# RECORDED DATA
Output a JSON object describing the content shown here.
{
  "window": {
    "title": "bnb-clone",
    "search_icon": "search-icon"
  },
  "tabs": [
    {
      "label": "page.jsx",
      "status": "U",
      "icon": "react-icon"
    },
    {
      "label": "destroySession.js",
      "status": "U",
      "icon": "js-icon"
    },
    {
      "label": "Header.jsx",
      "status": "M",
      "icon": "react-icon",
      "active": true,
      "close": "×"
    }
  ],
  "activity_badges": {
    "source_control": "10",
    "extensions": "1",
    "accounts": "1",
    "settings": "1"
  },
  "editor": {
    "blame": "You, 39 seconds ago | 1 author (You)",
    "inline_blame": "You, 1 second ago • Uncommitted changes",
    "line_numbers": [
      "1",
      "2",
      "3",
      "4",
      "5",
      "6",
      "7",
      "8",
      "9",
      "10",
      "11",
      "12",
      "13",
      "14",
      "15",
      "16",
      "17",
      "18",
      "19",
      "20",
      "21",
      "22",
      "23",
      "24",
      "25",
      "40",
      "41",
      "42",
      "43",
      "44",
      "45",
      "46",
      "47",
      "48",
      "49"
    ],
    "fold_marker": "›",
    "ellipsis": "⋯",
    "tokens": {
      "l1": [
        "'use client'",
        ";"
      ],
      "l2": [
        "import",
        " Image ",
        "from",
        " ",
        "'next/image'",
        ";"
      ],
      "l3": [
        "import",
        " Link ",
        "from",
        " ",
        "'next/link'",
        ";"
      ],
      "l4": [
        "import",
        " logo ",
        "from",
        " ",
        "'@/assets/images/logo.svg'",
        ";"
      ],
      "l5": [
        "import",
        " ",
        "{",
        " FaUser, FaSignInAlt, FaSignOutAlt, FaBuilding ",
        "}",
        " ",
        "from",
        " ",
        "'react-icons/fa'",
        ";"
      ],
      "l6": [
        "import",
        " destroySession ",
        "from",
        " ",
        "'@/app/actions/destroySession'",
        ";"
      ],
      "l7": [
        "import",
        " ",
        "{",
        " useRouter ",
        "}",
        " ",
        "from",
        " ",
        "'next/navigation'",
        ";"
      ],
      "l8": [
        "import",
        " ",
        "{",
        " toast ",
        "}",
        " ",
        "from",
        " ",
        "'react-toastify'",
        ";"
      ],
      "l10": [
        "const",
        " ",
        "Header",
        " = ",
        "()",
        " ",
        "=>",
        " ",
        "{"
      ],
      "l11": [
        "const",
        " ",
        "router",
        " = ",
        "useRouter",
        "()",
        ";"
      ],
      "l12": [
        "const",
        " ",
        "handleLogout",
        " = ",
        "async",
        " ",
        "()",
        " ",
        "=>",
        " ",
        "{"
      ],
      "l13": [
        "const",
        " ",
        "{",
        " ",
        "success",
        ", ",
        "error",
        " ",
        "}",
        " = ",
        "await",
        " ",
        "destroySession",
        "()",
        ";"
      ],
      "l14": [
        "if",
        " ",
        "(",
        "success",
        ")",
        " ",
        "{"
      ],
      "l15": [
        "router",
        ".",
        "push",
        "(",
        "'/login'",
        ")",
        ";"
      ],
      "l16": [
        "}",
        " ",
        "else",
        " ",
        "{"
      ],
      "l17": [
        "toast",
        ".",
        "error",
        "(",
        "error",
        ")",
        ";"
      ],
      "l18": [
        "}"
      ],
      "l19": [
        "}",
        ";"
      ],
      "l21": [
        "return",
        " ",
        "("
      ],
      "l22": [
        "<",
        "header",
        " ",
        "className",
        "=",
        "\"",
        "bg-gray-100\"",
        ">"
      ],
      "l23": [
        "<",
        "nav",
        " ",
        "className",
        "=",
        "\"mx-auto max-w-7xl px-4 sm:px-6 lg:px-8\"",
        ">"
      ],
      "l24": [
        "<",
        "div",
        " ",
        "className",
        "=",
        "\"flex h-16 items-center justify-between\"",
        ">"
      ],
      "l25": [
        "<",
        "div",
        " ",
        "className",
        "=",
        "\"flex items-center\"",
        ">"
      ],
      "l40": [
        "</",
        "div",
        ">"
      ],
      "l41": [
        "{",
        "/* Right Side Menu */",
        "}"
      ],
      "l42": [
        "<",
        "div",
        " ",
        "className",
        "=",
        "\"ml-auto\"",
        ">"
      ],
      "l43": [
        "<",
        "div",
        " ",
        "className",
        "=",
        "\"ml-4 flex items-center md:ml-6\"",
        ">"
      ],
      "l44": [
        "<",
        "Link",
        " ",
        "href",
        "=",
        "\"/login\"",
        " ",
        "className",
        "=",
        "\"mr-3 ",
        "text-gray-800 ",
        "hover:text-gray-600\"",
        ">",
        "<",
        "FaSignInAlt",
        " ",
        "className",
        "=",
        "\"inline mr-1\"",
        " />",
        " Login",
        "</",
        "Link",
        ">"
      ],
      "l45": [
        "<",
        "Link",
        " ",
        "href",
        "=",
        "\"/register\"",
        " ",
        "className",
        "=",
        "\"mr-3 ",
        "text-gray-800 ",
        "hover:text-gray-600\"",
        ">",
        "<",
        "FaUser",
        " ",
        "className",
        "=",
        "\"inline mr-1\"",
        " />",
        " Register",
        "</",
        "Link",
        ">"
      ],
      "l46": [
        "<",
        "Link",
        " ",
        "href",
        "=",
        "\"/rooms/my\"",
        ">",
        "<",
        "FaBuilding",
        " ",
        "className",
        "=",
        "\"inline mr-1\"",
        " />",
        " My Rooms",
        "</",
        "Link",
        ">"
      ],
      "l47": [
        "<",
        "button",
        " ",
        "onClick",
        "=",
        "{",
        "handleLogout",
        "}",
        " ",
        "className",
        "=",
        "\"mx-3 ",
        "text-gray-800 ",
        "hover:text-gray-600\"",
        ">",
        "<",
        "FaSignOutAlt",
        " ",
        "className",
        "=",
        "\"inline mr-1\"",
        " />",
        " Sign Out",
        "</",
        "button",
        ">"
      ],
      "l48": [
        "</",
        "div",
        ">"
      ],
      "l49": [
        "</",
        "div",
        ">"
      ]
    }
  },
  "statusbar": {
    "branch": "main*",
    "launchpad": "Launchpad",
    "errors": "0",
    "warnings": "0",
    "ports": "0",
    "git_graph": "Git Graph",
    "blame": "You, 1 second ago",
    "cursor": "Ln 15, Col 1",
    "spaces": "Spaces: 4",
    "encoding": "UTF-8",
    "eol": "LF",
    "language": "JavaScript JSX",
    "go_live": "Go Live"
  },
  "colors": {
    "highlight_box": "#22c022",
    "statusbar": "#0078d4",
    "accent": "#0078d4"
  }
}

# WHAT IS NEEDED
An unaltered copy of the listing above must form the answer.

# ANSWER SECTION
Output a JSON object describing the content shown here.
{
  "window": {
    "title": "bnb-clone",
    "search_icon": "search-icon"
  },
  "tabs": [
    {
      "label": "page.jsx",
      "status": "U",
      "icon": "react-icon"
    },
    {
      "label": "destroySession.js",
      "status": "U",
      "icon": "js-icon"
    },
    {
      "label": "Header.jsx",
      "status": "M",
      "icon": "react-icon",
      "active": true,
      "close": "×"
    }
  ],
  "activity_badges": {
    "source_control": "10",
    "extensions": "1",
    "accounts": "1",
    "settings": "1"
  },
  "editor": {
    "blame": "You, 39 seconds ago | 1 author (You)",
    "inline_blame": "You, 1 second ago • Uncommitted changes",
    "line_numbers": [
      "1",
      "2",
      "3",
      "4",
      "5",
      "6",
      "7",
      "8",
      "9",
      "10",
      "11",
      "12",
      "13",
      "14",
      "15",
      "16",
      "17",
      "18",
      "19",
      "20",
      "21",
      "22",
      "23",
      "24",
      "25",
      "40",
      "41",
      "42",
      "43",
      "44",
      "45",
      "46",
      "47",
      "48",
      "49"
    ],
    "fold_marker": "›",
    "ellipsis": "⋯",
    "tokens": {
      "l1": [
        "'use client'",
        ";"
      ],
      "l2": [
        "import",
        " Image ",
        "from",
        " ",
        "'next/image'",
        ";"
      ],
      "l3": [
        "import",
        " Link ",
        "from",
        " ",
        "'next/link'",
        ";"
      ],
      "l4": [
        "import",
        " logo ",
        "from",
        " ",
        "'@/assets/images/logo.svg'",
        ";"
      ],
      "l5": [
        "import",
        " ",
        "{",
        " FaUser, FaSignInAlt, FaSignOutAlt, FaBuilding ",
        "}",
        " ",
        "from",
        " ",
        "'react-icons/fa'",
        ";"
      ],
      "l6": [
        "import",
        " destroySession ",
        "from",
        " ",
        "'@/app/actions/destroySession'",
        ";"
      ],
      "l7": [
        "import",
        " ",
        "{",
        " useRouter ",
        "}",
        " ",
        "from",
        " ",
        "'next/navigation'",
        ";"
      ],
      "l8": [
        "import",
        " ",
        "{",
        " toast ",
        "}",
        " ",
        "from",
        " ",
        "'react-toastify'",
        ";"
      ],
      "l10": [
        "const",
        " ",
        "Header",
        " = ",
        "()",
        " ",
        "=>",
        " ",
        "{"
      ],
      "l11": [
        "const",
        " ",
        "router",
        " = ",
        "useRouter",
        "()",
        ";"
      ],
      "l12": [
        "const",
        " ",
        "handleLogout",
        " = ",
        "async",
        " ",
        "()",
        " ",
        "=>",
        " ",
        "{"
      ],
      "l13": [
        "const",
        " ",
        "{",
        " ",
        "success",
        ", ",
        "error",
        " ",
        "}",
        " = ",
        "await",
        " ",
        "destroySession",
        "()",
        ";"
      ],
      "l14": [
        "if",
        " ",
        "(",
        "success",
        ")",
        " ",
        "{"
      ],
      "l15": [
        "router",
        ".",
        "push",
        "(",
        "'/login'",
        ")",
        ";"
      ],
      "l16": [
        "}",
        " ",
        "else",
        " ",
        "{"
      ],
      "l17": [
        "toast",
        ".",
        "error",
        "(",
        "error",
        ")",
        ";"
      ],
      "l18": [
        "}"
      ],
      "l19": [
        "}",
        ";"
      ],
      "l21": [
        "return",
        " ",
        "("
      ],
      "l22": [
        "<",
        "header",
        " ",
        "className",
        "=",
        "\"",
        "bg-gray-100\"",
        ">"
      ],
      "l23": [
        "<",
        "nav",
        " ",
        "className",
        "=",
        "\"mx-auto max-w-7xl px-4 sm:px-6 lg:px-8\"",
        ">"
      ],
      "l24": [
        "<",
        "div",
        " ",
        "className",
        "=",
        "\"flex h-16 items-center justify-between\"",
        ">"
      ],
      "l25": [
        "<",
        "div",
        " ",
        "className",
        "=",
        "\"flex items-center\"",
        ">"
      ],
      "l40": [
        "</",
        "div",
        ">"
      ],
      "l41": [
        "{",
        "/* Right Side Menu */",
        "}"
      ],
      "l42": [
        "<",
        "div",
        " ",
        "className",
        "=",
        "\"ml-auto\"",
        ">"
      ],
      "l43": [
        "<",
        "div",
        " ",
        "className",
        "=",
        "\"ml-4 flex items-center md:ml-6\"",
        ">"
      ],
      "l44": [
        "<",
        "Link",
        " ",
        "href",
        "=",
        "\"/login\"",
        " ",
        "className",
        "=",
        "\"mr-3 ",
        "text-gray-800 ",
        "hover:text-gray-600\"",
        ">",
        "<",
        "FaSignInAlt",
        " ",
        "className",
        "=",
        "\"inline mr-1\"",
        " />",
        " Login",
        "</",
        "Link",
        ">"
      ],
      "l45": [
        "<",
        "Link",
        " ",
        "href",
        "=",
        "\"/register\"",
        " ",
        "className",
        "=",
        "\"mr-3 ",
        "text-gray-800 ",
        "hover:text-gray-600\"",
        ">",
        "<",
        "FaUser",
        " ",
        "className",
        "=",
        "\"inline mr-1\"",
        " />",
        " Register",
        "</",
        "Link",
        ">"
      ],
      "l46": [
        "<",
        "Link",
        " ",
        "href",
        "=",
        "\"/rooms/my\"",
        ">",
        "<",
        "FaBuilding",
        " ",
        "className",
        "=",
        "\"inline mr-1\"",
        " />",
        " My Rooms",
        "</",
        "Link",
        ">"
      ],
      "l47": [
        "<",
        "button",
        " ",
        "onClick",
        "=",
        "{",
        "handleLogout",
        "}",
        " ",
        "className",
        "=",
        "\"mx-3 ",
        "text-gray-800 ",
        "hover:text-gray-600\"",
        ">",
        "<",
        "FaSignOutAlt",
        " ",
        "className",
        "=",
        "\"inline mr-1\"",
        " />",
        " Sign Out",
        "</",
        "button",
        ">"
      ],
      "l48": [
        "</",
        "div",
        ">"
      ],
      "l49": [
        "</",
        "div",
        ">"
      ]
    }
  },
  "statusbar": {
    "branch": "main*",
    "launchpad": "Launchpad",
    "errors": "0",
    "warnings": "0",
    "ports": "0",
    "git_graph": "Git Graph",
    "blame": "You, 1 second ago",
    "cursor": "Ln 15, Col 1",
    "spaces": "Spaces: 4",
    "encoding": "UTF-8",
    "eol": "LF",
    "language": "JavaScript JSX",
    "go_live": "Go Live"
  },
  "colors": {
    "highlight_box": "#22c022",
    "statusbar": "#0078d4",
    "accent": "#0078d4"
  }
}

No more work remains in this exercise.